• _Problem to work on_: Each record must reappear in the answer exactly as it is written.

• _Information given_:
━━━

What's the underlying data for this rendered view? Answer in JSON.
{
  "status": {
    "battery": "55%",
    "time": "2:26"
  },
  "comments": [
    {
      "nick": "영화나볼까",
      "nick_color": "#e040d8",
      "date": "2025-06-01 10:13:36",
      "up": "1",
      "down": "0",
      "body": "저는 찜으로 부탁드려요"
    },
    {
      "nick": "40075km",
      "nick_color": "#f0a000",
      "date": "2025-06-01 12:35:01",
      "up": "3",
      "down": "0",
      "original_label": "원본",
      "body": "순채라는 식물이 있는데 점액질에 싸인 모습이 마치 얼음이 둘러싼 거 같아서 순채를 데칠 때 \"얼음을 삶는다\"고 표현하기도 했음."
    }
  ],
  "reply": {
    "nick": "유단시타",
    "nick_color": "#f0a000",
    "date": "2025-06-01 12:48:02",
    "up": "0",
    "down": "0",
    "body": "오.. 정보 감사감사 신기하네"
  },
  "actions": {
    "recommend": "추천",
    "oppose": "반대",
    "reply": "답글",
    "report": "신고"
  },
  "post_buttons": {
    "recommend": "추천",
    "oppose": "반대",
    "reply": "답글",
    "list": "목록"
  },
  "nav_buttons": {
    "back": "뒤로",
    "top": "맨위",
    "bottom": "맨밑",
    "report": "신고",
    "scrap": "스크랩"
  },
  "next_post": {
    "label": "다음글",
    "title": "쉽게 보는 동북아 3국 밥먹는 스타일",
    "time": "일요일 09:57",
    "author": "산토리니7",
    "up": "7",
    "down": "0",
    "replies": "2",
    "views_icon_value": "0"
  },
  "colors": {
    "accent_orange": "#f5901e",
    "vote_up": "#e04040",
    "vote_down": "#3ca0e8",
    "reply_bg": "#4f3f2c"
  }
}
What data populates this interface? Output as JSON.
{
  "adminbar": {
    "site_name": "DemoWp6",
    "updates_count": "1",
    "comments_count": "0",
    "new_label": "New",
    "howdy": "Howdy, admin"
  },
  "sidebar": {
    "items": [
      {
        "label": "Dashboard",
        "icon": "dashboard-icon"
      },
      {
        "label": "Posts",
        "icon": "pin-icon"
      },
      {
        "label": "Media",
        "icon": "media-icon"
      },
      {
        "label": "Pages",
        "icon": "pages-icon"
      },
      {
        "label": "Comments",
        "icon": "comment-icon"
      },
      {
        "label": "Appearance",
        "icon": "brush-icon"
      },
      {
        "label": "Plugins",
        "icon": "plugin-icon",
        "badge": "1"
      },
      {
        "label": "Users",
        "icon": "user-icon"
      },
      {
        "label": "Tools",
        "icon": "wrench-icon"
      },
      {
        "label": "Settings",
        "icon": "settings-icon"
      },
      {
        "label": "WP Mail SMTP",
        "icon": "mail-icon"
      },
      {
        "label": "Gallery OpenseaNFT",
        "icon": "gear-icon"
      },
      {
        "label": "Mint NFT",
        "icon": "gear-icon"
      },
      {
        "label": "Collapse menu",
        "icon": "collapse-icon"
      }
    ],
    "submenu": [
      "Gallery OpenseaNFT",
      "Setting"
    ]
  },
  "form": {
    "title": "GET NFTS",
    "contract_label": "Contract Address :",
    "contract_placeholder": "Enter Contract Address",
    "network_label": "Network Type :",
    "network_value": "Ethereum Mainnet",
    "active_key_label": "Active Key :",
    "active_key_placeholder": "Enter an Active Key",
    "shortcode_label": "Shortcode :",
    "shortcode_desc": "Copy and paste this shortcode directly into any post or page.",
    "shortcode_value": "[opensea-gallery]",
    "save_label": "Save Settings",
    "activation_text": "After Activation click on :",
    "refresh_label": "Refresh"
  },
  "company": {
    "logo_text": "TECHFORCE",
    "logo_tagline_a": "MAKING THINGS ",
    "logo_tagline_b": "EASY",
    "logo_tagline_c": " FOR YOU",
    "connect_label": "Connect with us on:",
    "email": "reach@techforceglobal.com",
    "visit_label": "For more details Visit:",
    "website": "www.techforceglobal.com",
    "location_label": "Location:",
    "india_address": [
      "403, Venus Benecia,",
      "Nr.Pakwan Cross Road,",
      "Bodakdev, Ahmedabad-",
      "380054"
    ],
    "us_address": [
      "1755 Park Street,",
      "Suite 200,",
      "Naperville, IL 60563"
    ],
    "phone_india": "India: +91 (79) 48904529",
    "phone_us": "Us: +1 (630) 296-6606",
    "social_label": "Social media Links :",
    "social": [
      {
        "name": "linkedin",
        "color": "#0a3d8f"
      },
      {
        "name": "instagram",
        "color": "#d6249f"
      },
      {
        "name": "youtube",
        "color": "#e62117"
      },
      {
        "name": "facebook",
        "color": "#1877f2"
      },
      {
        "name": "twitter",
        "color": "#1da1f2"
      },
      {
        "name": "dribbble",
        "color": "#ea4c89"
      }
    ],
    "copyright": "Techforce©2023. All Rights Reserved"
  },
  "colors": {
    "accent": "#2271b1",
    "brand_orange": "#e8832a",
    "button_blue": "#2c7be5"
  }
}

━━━

• _Answer for this exercise_:
What's the underlying data for this rendered view? Answer in JSON.
{
  "status": {
    "battery": "55%",
    "time": "2:26"
  },
  "comments": [
    {
      "nick": "영화나볼까",
      "nick_color": "#e040d8",
      "date": "2025-06-01 10:13:36",
      "up": "1",
      "down": "0",
      "body": "저는 찜으로 부탁드려요"
    },
    {
      "nick": "40075km",
      "nick_color": "#f0a000",
      "date": "2025-06-01 12:35:01",
      "up": "3",
      "down": "0",
      "original_label": "원본",
      "body": "순채라는 식물이 있는데 점액질에 싸인 모습이 마치 얼음이 둘러싼 거 같아서 순채를 데칠 때 \"얼음을 삶는다\"고 표현하기도 했음."
    }
  ],
  "reply": {
    "nick": "유단시타",
    "nick_color": "#f0a000",
    "date": "2025-06-01 12:48:02",
    "up": "0",
    "down": "0",
    "body": "오.. 정보 감사감사 신기하네"
  },
  "actions": {
    "recommend": "추천",
    "oppose": "반대",
    "reply": "답글",
    "report": "신고"
  },
  "post_buttons": {
    "recommend": "추천",
    "oppose": "반대",
    "reply": "답글",
    "list": "목록"
  },
  "nav_buttons": {
    "back": "뒤로",
    "top": "맨위",
    "bottom": "맨밑",
    "report": "신고",
    "scrap": "스크랩"
  },
  "next_post": {
    "label": "다음글",
    "title": "쉽게 보는 동북아 3국 밥먹는 스타일",
    "time": "일요일 09:57",
    "author": "산토리니7",
    "up": "7",
    "down": "0",
    "replies": "2",
    "views_icon_value": "0"
  },
  "colors": {
    "accent_orange": "#f5901e",
    "vote_up": "#e04040",
    "vote_down": "#3ca0e8",
    "reply_bg": "#4f3f2c"
  }
}
What data populates this interface? Output as JSON.
{
  "adminbar": {
    "site_name": "DemoWp6",
    "updates_count": "1",
    "comments_count": "0",
    "new_label": "New",
    "howdy": "Howdy, admin"
  },
  "sidebar": {
    "items": [
      {
        "label": "Dashboard",
        "icon": "dashboard-icon"
      },
      {
        "label": "Posts",
        "icon": "pin-icon"
      },
      {
        "label": "Media",
        "icon": "media-icon"
      },
      {
        "label": "Pages",
        "icon": "pages-icon"
      },
      {
        "label": "Comments",
        "icon": "comment-icon"
      },
      {
        "label": "Appearance",
        "icon": "brush-icon"
      },
      {
        "label": "Plugins",
        "icon": "plugin-icon",
        "badge": "1"
      },
      {
        "label": "Users",
        "icon": "user-icon"
      },
      {
        "label": "Tools",
        "icon": "wrench-icon"
      },
      {
        "label": "Settings",
        "icon": "settings-icon"
      },
      {
        "label": "WP Mail SMTP",
        "icon": "mail-icon"
      },
      {
        "label": "Gallery OpenseaNFT",
        "icon": "gear-icon"
      },
      {
        "label": "Mint NFT",
        "icon": "gear-icon"
      },
      {
        "label": "Collapse menu",
        "icon": "collapse-icon"
      }
    ],
    "submenu": [
      "Gallery OpenseaNFT",
      "Setting"
    ]
  },
  "form": {
    "title": "GET NFTS",
    "contract_label": "Contract Address :",
    "contract_placeholder": "Enter Contract Address",
    "network_label": "Network Type :",
    "network_value": "Ethereum Mainnet",
    "active_key_label": "Active Key :",
    "active_key_placeholder": "Enter an Active Key",
    "shortcode_label": "Shortcode :",
    "shortcode_desc": "Copy and paste this shortcode directly into any post or page.",
    "shortcode_value": "[opensea-gallery]",
    "save_label": "Save Settings",
    "activation_text": "After Activation click on :",
    "refresh_label": "Refresh"
  },
  "company": {
    "logo_text": "TECHFORCE",
    "logo_tagline_a": "MAKING THINGS ",
    "logo_tagline_b": "EASY",
    "logo_tagline_c": " FOR YOU",
    "connect_label": "Connect with us on:",
    "email": "reach@techforceglobal.com",
    "visit_label": "For more details Visit:",
    "website": "www.techforceglobal.com",
    "location_label": "Location:",
    "india_address": [
      "403, Venus Benecia,",
      "Nr.Pakwan Cross Road,",
      "Bodakdev, Ahmedabad-",
      "380054"
    ],
    "us_address": [
      "1755 Park Street,",
      "Suite 200,",
      "Naperville, IL 60563"
    ],
    "phone_india": "India: +91 (79) 48904529",
    "phone_us": "Us: +1 (630) 296-6606",
    "social_label": "Social media Links :",
    "social": [
      {
        "name": "linkedin",
        "color": "#0a3d8f"
      },
      {
        "name": "instagram",
        "color": "#d6249f"
      },
      {
        "name": "youtube",
        "color": "#e62117"
      },
      {
        "name": "facebook",
        "color": "#1877f2"
      },
      {
        "name": "twitter",
        "color": "#1da1f2"
      },
      {
        "name": "dribbble",
        "color": "#ea4c89"
      }
    ],
    "copyright": "Techforce©2023. All Rights Reserved"
  },
  "colors": {
    "accent": "#2271b1",
    "brand_orange": "#e8832a",
    "button_blue": "#2c7be5"
  }
}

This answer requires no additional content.